**AVAILABLE DATA:**
==================================================
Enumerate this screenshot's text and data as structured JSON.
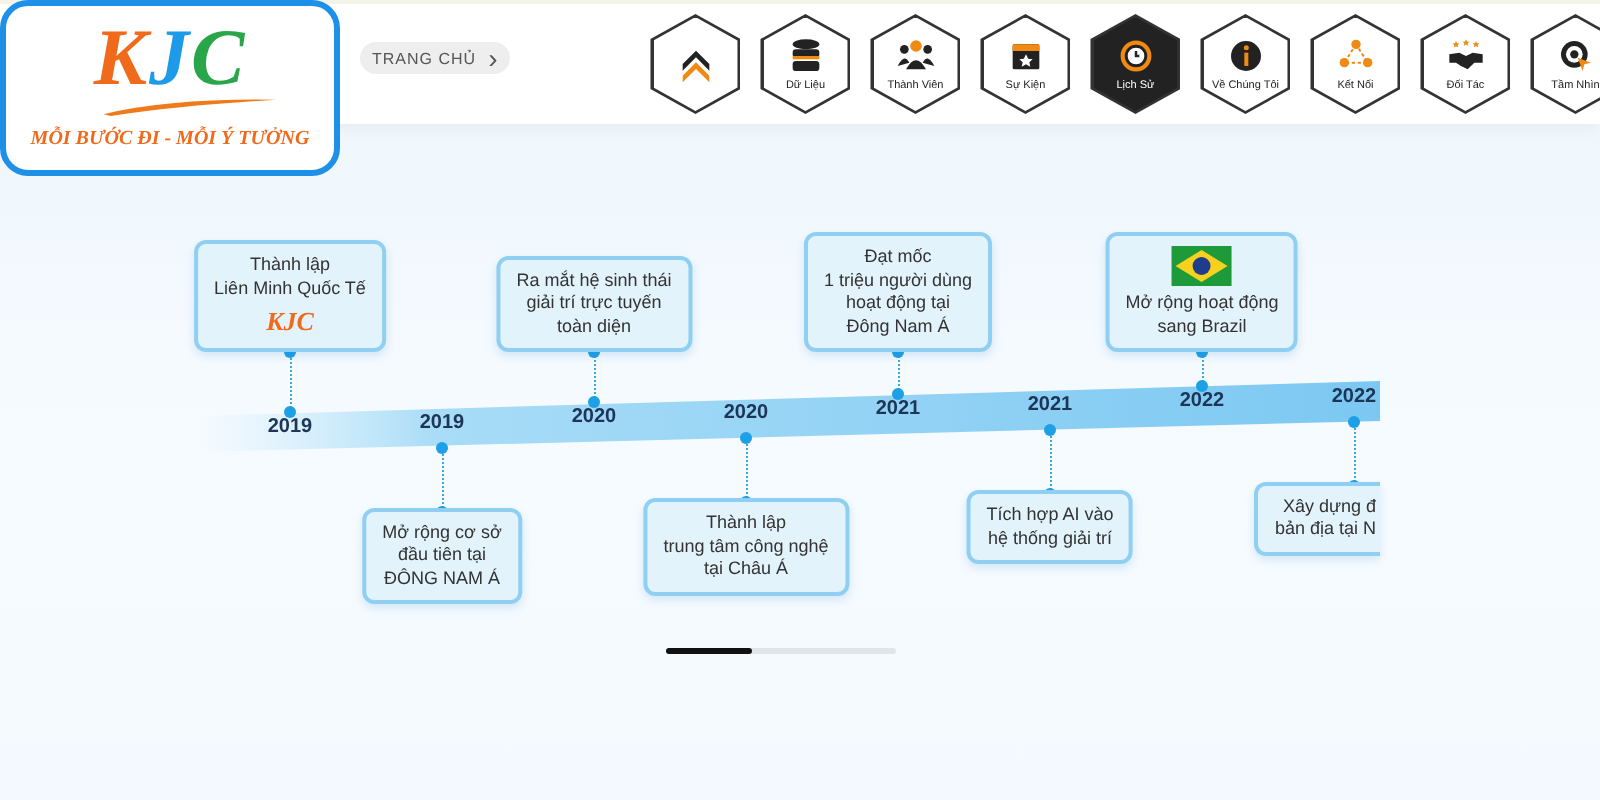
{
  "logo": {
    "letters": [
      "K",
      "J",
      "C"
    ],
    "slogan": "MỖI BƯỚC ĐI - MỖI Ý TƯỞNG"
  },
  "breadcrumb": {
    "label": "TRANG CHỦ",
    "arrow": "›"
  },
  "nav": [
    {
      "selected": false
    },
    {
      "label": "Dữ Liệu",
      "selected": false
    },
    {
      "label": "Thành Viên",
      "selected": false
    },
    {
      "label": "Sự Kiện",
      "selected": false
    },
    {
      "label": "Lịch Sử",
      "selected": true
    },
    {
      "label": "Về Chúng Tôi",
      "selected": false
    },
    {
      "label": "Kết Nối",
      "selected": false
    },
    {
      "label": "Đối Tác",
      "selected": false
    },
    {
      "label": "Tầm Nhìn",
      "selected": false
    }
  ],
  "timeline": [
    {
      "year": "2019",
      "kind": "above",
      "lines": [
        "Thành lập",
        "Liên Minh Quốc Tế"
      ],
      "media": {
        "kind": "logo",
        "text": "KJC"
      }
    },
    {
      "year": "2019",
      "kind": "below",
      "lines": [
        "Mở rộng cơ sở",
        "đầu tiên tại",
        "ĐÔNG NAM Á"
      ]
    },
    {
      "year": "2020",
      "kind": "above",
      "lines": [
        "Ra mắt hệ sinh thái",
        "giải trí trực tuyến",
        "toàn diện"
      ]
    },
    {
      "year": "2020",
      "kind": "below",
      "lines": [
        "Thành lập",
        "trung tâm công nghệ",
        "tại Châu Á"
      ]
    },
    {
      "year": "2021",
      "kind": "above",
      "lines": [
        "Đạt mốc",
        "1 triệu người dùng",
        "hoạt động tại",
        "Đông Nam Á"
      ]
    },
    {
      "year": "2021",
      "kind": "below",
      "lines": [
        "Tích hợp AI vào",
        "hệ thống giải trí"
      ]
    },
    {
      "year": "2022",
      "kind": "above",
      "lines": [
        "Mở rộng hoạt động",
        "sang Brazil"
      ],
      "media": {
        "kind": "flag"
      }
    },
    {
      "year": "2022",
      "kind": "below",
      "lines": [
        "Xây dựng đ",
        "bản địa tại N"
      ],
      "clipped": true
    }
  ]
}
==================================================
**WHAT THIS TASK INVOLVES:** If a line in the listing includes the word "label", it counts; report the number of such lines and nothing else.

**SOLVED EXERCISE:** 9